Sweet Solutions: Xylitol


If you’re looking for healthy alternatives to sweetening your favorite recipes or have a health condition that limits your ability to eat traditional sugar, the Sweet Solutions Series is for you. As a resource for our customers, we will be providing information on a different sweetener solution each month. Each option we share with you will have its strengths and weaknesses highlighted. The first sweetner we've highlighted is xylitol. We have two recipes for you, the first for apple pie filling and the second for whipped cream sweetened with whipped cream.  Below are the two recipes and you can read all about xylitol after the jump.

To make the apple pie filling you will need:

5 large tart apples, like Granny smith, peeled, cored and cut into thin slices 3 tablespoons xylitol 1 tablespoon lemon juice 1/2 teaspoon cinnamon pinch of nutmeg 2 tablespoons flour Place apple slices and lemon juice in a large bowl. Toss to coat.  Add all other ingredients to bowl and stir, making sure apples are evenly coated.
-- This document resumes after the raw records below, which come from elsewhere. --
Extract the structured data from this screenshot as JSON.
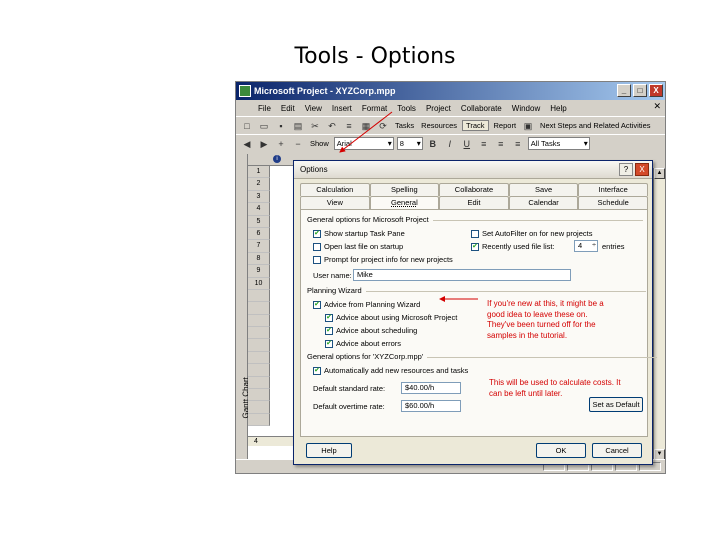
{
  "slide": {
    "title": "Tools - Options"
  },
  "app": {
    "title": "Microsoft Project - XYZCorp.mpp",
    "window_buttons": [
      "_",
      "□",
      "X"
    ],
    "menu": [
      "File",
      "Edit",
      "View",
      "Insert",
      "Format",
      "Tools",
      "Project",
      "Collaborate",
      "Window",
      "Help"
    ],
    "menu_close": "✕",
    "toolbar1_text": [
      "Tasks",
      "Resources",
      "Track",
      "Report"
    ],
    "next_steps_label": "Next Steps and Related Activities",
    "toolbar2": {
      "show_label": "Show",
      "font_value": "Arial",
      "size_value": "8",
      "bold": "B",
      "italic": "I",
      "underline": "U",
      "filter_value": "All Tasks"
    },
    "vertical_label": "Gantt Chart",
    "row_numbers": [
      "1",
      "2",
      "3",
      "4",
      "5",
      "6",
      "7",
      "8",
      "9",
      "10"
    ],
    "info_icon": "i",
    "scroll_indicator": "4"
  },
  "dialog": {
    "title": "Options",
    "help_btn": "?",
    "close_btn": "X",
    "tabs_row1": [
      "Calculation",
      "Spelling",
      "Collaborate",
      "Save",
      "Interface"
    ],
    "tabs_row2": [
      "View",
      "General",
      "Edit",
      "Calendar",
      "Schedule"
    ],
    "active_tab": "General",
    "section_general_project": "General options for Microsoft Project",
    "chk_show_startup": "Show startup Task Pane",
    "chk_open_last": "Open last file on startup",
    "chk_prompt_info": "Prompt for project info for new projects",
    "chk_autofilter": "Set AutoFilter on for new projects",
    "chk_recent": "Recently used file list:",
    "recent_count": "4",
    "recent_suffix": "entries",
    "user_name_label": "User name:",
    "user_name_value": "Mike",
    "section_planning": "Planning Wizard",
    "chk_advice_wizard": "Advice from Planning Wizard",
    "chk_advice_using": "Advice about using Microsoft Project",
    "chk_advice_scheduling": "Advice about scheduling",
    "chk_advice_errors": "Advice about errors",
    "section_general_file": "General options for 'XYZCorp.mpp'",
    "chk_auto_add": "Automatically add new resources and tasks",
    "std_rate_label": "Default standard rate:",
    "std_rate_value": "$40.00/h",
    "ovt_rate_label": "Default overtime rate:",
    "ovt_rate_value": "$60.00/h",
    "set_default_btn": "Set as Default",
    "help_button": "Help",
    "ok_button": "OK",
    "cancel_button": "Cancel"
  },
  "notes": {
    "planning": "If you're new at this, it might be a good idea to leave these on. They've been turned off for the samples in the tutorial.",
    "rates": "This will be used to calculate costs. It can be left until later."
  },
  "colors": {
    "annotation": "#d40000",
    "titlebar": "#0a246a",
    "check": "#21a121"
  }
}
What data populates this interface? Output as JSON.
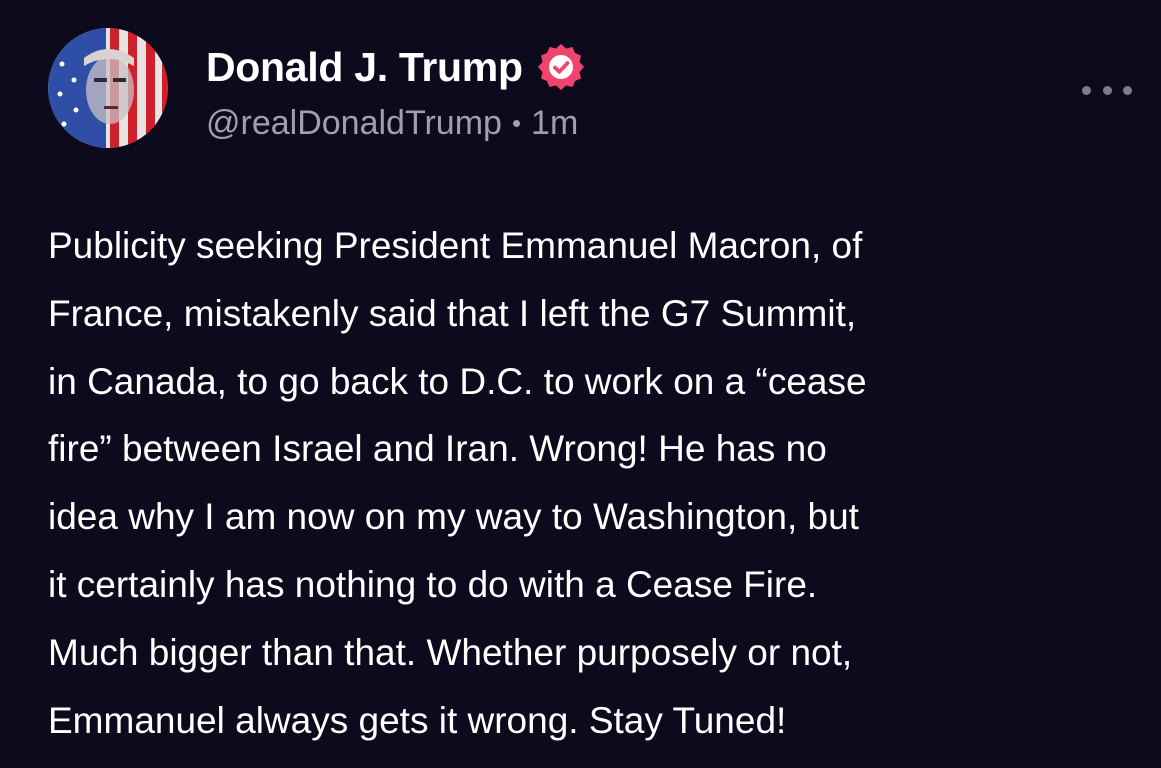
{
  "post": {
    "author": {
      "display_name": "Donald J. Trump",
      "handle": "@realDonaldTrump",
      "avatar_icon": "flag-portrait-avatar",
      "verified_icon": "verified-badge-icon",
      "verified_color": "#f0446d"
    },
    "separator": "•",
    "timestamp": "1m",
    "more_icon": "more-options-icon",
    "body_lines": [
      "Publicity seeking President Emmanuel Macron, of",
      "France, mistakenly said that I left the G7 Summit,",
      "in Canada, to go back to D.C. to work on a “cease",
      "fire” between Israel and Iran. Wrong! He has no",
      "idea why I am now on my way to Washington, but",
      "it certainly has nothing to do with a Cease Fire.",
      "Much bigger than that. Whether purposely or not,",
      "Emmanuel always gets it wrong. Stay Tuned!"
    ]
  },
  "colors": {
    "background": "#0c0a1c",
    "text": "#ffffff",
    "secondary_text": "#a19fae"
  }
}
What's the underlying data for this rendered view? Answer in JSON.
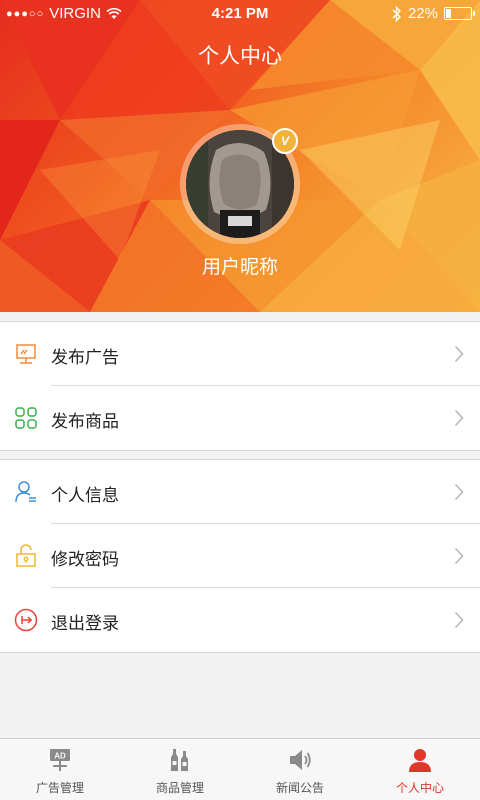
{
  "status_bar": {
    "carrier": "VIRGIN",
    "time": "4:21 PM",
    "battery": "22%",
    "battery_level": 0.22
  },
  "header": {
    "title": "个人中心",
    "nickname": "用户昵称",
    "badge_icon": "vip-badge-icon",
    "badge_text": "V"
  },
  "menu_group_1": {
    "items": [
      {
        "label": "发布广告",
        "icon": "ad-board-icon"
      },
      {
        "label": "发布商品",
        "icon": "grid-apps-icon"
      }
    ]
  },
  "menu_group_2": {
    "items": [
      {
        "label": "个人信息",
        "icon": "user-info-icon"
      },
      {
        "label": "修改密码",
        "icon": "lock-icon"
      },
      {
        "label": "退出登录",
        "icon": "logout-icon"
      }
    ]
  },
  "tabbar": {
    "tabs": [
      {
        "label": "广告管理",
        "icon": "ad-icon"
      },
      {
        "label": "商品管理",
        "icon": "bottles-icon"
      },
      {
        "label": "新闻公告",
        "icon": "speaker-icon"
      },
      {
        "label": "个人中心",
        "icon": "person-icon",
        "active": true
      }
    ]
  },
  "colors": {
    "accent": "#e0372a",
    "header_red": "#e52c1e",
    "header_orange": "#f58a2a",
    "icon_orange": "#f08a3c",
    "icon_green": "#3bb24a",
    "icon_blue": "#3d8fd6",
    "icon_yellow": "#f2b632",
    "icon_red": "#e8423a"
  }
}
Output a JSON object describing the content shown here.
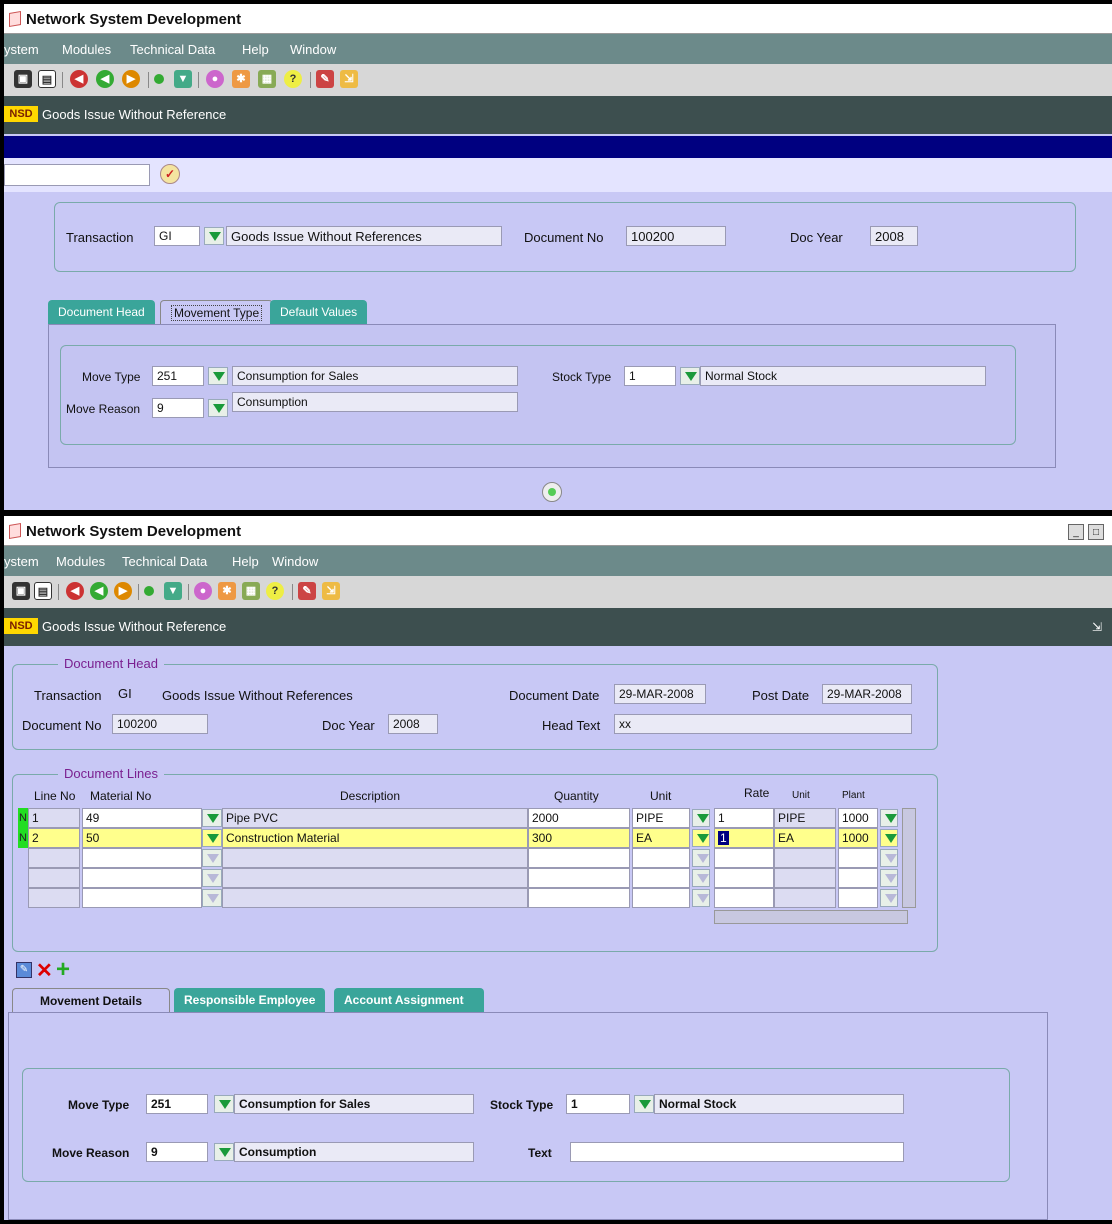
{
  "top": {
    "title": "Network System Development",
    "menu": [
      "ystem",
      "Modules",
      "Technical Data",
      "Help",
      "Window"
    ],
    "form_logo": "NSD",
    "form_title": "Goods Issue Without Reference",
    "transaction_label": "Transaction",
    "transaction_code": "GI",
    "transaction_desc": "Goods Issue Without References",
    "docno_label": "Document No",
    "docno": "100200",
    "docyear_label": "Doc Year",
    "docyear": "2008",
    "tabs": [
      "Document Head",
      "Movement Type",
      "Default Values"
    ],
    "move_type_label": "Move Type",
    "move_type": "251",
    "move_type_desc": "Consumption for Sales",
    "stock_type_label": "Stock Type",
    "stock_type": "1",
    "stock_type_desc": "Normal Stock",
    "move_reason_label": "Move Reason",
    "move_reason": "9",
    "move_reason_desc": "Consumption"
  },
  "bottom": {
    "title": "Network System Development",
    "menu": [
      "ystem",
      "Modules",
      "Technical Data",
      "Help",
      "Window"
    ],
    "form_logo": "NSD",
    "form_title": "Goods Issue Without Reference",
    "head_group": "Document Head",
    "transaction_label": "Transaction",
    "transaction_code": "GI",
    "transaction_desc": "Goods Issue Without References",
    "docdate_label": "Document Date",
    "docdate": "29-MAR-2008",
    "postdate_label": "Post Date",
    "postdate": "29-MAR-2008",
    "docno_label": "Document No",
    "docno": "100200",
    "docyear_label": "Doc Year",
    "docyear": "2008",
    "headtext_label": "Head Text",
    "headtext": "xx",
    "lines_group": "Document Lines",
    "columns": [
      "Line No",
      "Material No",
      "Description",
      "Quantity",
      "Unit",
      "Rate",
      "Unit",
      "Plant"
    ],
    "rows": [
      {
        "ind": "N",
        "line": "1",
        "material": "49",
        "desc": "Pipe PVC",
        "qty": "2000",
        "unit": "PIPE",
        "rate": "1",
        "unit2": "PIPE",
        "plant": "1000"
      },
      {
        "ind": "N",
        "line": "2",
        "material": "50",
        "desc": "Construction Material",
        "qty": "300",
        "unit": "EA",
        "rate": "1",
        "unit2": "EA",
        "plant": "1000"
      }
    ],
    "tabs": [
      "Movement Details",
      "Responsible Employee",
      "Account Assignment"
    ],
    "move_type_label": "Move Type",
    "move_type": "251",
    "move_type_desc": "Consumption for Sales",
    "stock_type_label": "Stock Type",
    "stock_type": "1",
    "stock_type_desc": "Normal Stock",
    "move_reason_label": "Move Reason",
    "move_reason": "9",
    "move_reason_desc": "Consumption",
    "text_label": "Text",
    "text_value": ""
  }
}
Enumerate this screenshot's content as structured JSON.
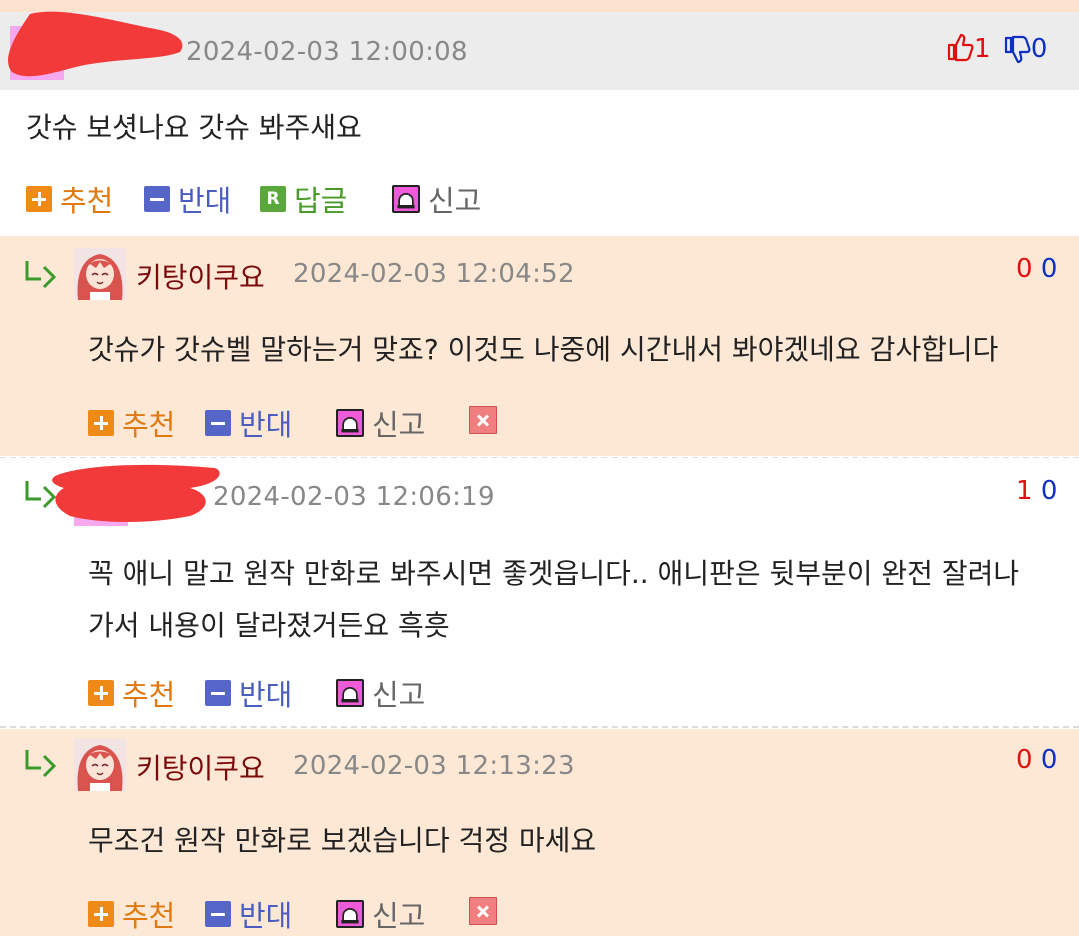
{
  "comments": [
    {
      "timestamp": "2024-02-03 12:00:08",
      "votes": {
        "up": "1",
        "down": "0"
      },
      "body_lines": [
        "갓슈 보셧나요 갓슈 봐주새요"
      ],
      "actions": {
        "recommend": "추천",
        "oppose": "반대",
        "reply": "답글",
        "reply_badge": "R",
        "report": "신고"
      }
    },
    {
      "nickname": "키탕이쿠요",
      "timestamp": "2024-02-03 12:04:52",
      "votes": {
        "up": "0",
        "down": "0"
      },
      "body_lines": [
        "갓슈가 갓슈벨 말하는거 맞죠? 이것도 나중에 시간내서 봐야겠네요 감사합니다"
      ],
      "actions": {
        "recommend": "추천",
        "oppose": "반대",
        "report": "신고"
      }
    },
    {
      "timestamp": "2024-02-03 12:06:19",
      "votes": {
        "up": "1",
        "down": "0"
      },
      "body_lines": [
        "꼭 애니 말고 원작 만화로 봐주시면 좋겟읍니다.. 애니판은 뒷부분이 완전 잘려나",
        "가서 내용이 달라졌거든요 흑흣"
      ],
      "actions": {
        "recommend": "추천",
        "oppose": "반대",
        "report": "신고"
      }
    },
    {
      "nickname": "키탕이쿠요",
      "timestamp": "2024-02-03 12:13:23",
      "votes": {
        "up": "0",
        "down": "0"
      },
      "body_lines": [
        "무조건 원작 만화로 보겠습니다 걱정 마세요"
      ],
      "actions": {
        "recommend": "추천",
        "oppose": "반대",
        "report": "신고"
      }
    }
  ],
  "colors": {
    "reply_bg": "#fde8d6",
    "header_bg": "#ececec",
    "nickname": "#7a0b0b",
    "upvote": "#e01010",
    "downvote": "#1030c0",
    "recommend": "#e07a10",
    "oppose": "#4a5ec0",
    "reply": "#4a9a2a",
    "redaction": "#f23a3a"
  },
  "icons": [
    "thumbs-up-icon",
    "thumbs-down-icon",
    "plus-icon",
    "minus-icon",
    "reply-badge-icon",
    "siren-icon",
    "delete-icon",
    "reply-arrow-icon"
  ]
}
Place mixture in a large pot on medium heat and cook until apples have softened, being careful to stir regularly so apples do not burn.


To make the whipped cream you will need: 1 cup cold heavy whipping cream 1 tablespoon xylitol

 Place cold whipping cream in the bowl of a stand mixer.  With the whisk attachment turn the mixer on medium speed. As the cream begins to thicken, turn the mixer up to high.  Whisk cream until thick, being careful not to over mix, as it will turn into butter. 1 cup of cream yields about 2 cups of whipped cream.

What is Xylitol?

Xylitol is a naturally occurring carbohydrate found in the fibrous parts of plants such as corn and birch. It is usually minimally processed and looks and tastes just like regular table sugar.

How is Xylitol different from sugar or other sweeteners?

  • Xylitol is technically not a sugar nor is it a chemically-derived sweetener; it’s a naturally-occurring sugar alcohol.
  • Unlike naturally-occurring sugars, Xylitol has five carbon atoms instead of six. This difference in molecular structure gives Xylitol its unique benefits and sets it apart from sugars.
  • Xylitol is slowly absorbed. This means it won’t cause a rapid blood sugar spike, and it doesn’t require an immediate insulin response for it to be metabolized.
  • Xylitol contains 40% less caloric impact while providing approximately the same sweetness as table sugar.
  • Xylitol has an extremely low glycemic index score.


  • Xylitol has the same level of sweetness as cane sugar so it can easily be switched out in any recipe; no calculations necessary.
  • Thanks to its insulin-independent nature, Xylitol has been used in Germany, Switzerland, Russia and Japan as a preferred sweetener for diabetic diets since the 1960’s.
  • With over 40 years of research confirming its effectiveness and safety, Xylitol is an easy way that people can fight cavities.
  • When you eat food containing ordinary sugar (sucrose), it gives bacteria on your teeth energy, allowing them to multiply and start making acids that can eat away the enamel on the teeth. This "acid attack" causes tooth decay and cavities to begin to form. Since bacteria in the mouth that are causing cavities are unable to digest Xylitol, their growth is greatly reduced too.
  • Xylitol consumption has been shown to decrease total caloric intake by encouraging slower gastric emptying, which helps to control appetite.
  • Xylitol is not as chemically processed at many sugars and sweetener alternatives available on the market today.


  • Xylitol is a processed sugar alcohol, however many brands are minimally processed.
  • Xylitol is manufactured by a variety of companies and not all of the products on the market are as natural as they claim. This makes it important to read all of the labels carefully.
  • The brand we carry XyloSweet is a corn-derived xylitol that does not require hydrogenation, like xylitol from birch trees. This means that although Xylitol is a processed sugar alcohol, it is minimally processed.
  • Since yeast cannot metabolize it, xylitol will not work when baking breads or anything that contains yeast. Furthermore, xylitol does not crystallize as much as table sugar; therefore it does not do well when making peanut brittle or other hard candy.
  • Lastly, consuming large quantities of Xylitol can cause diarrhea or other gastrointestinal discomforts. A small minority have had this adverse reaction when consuming Xylitol at all.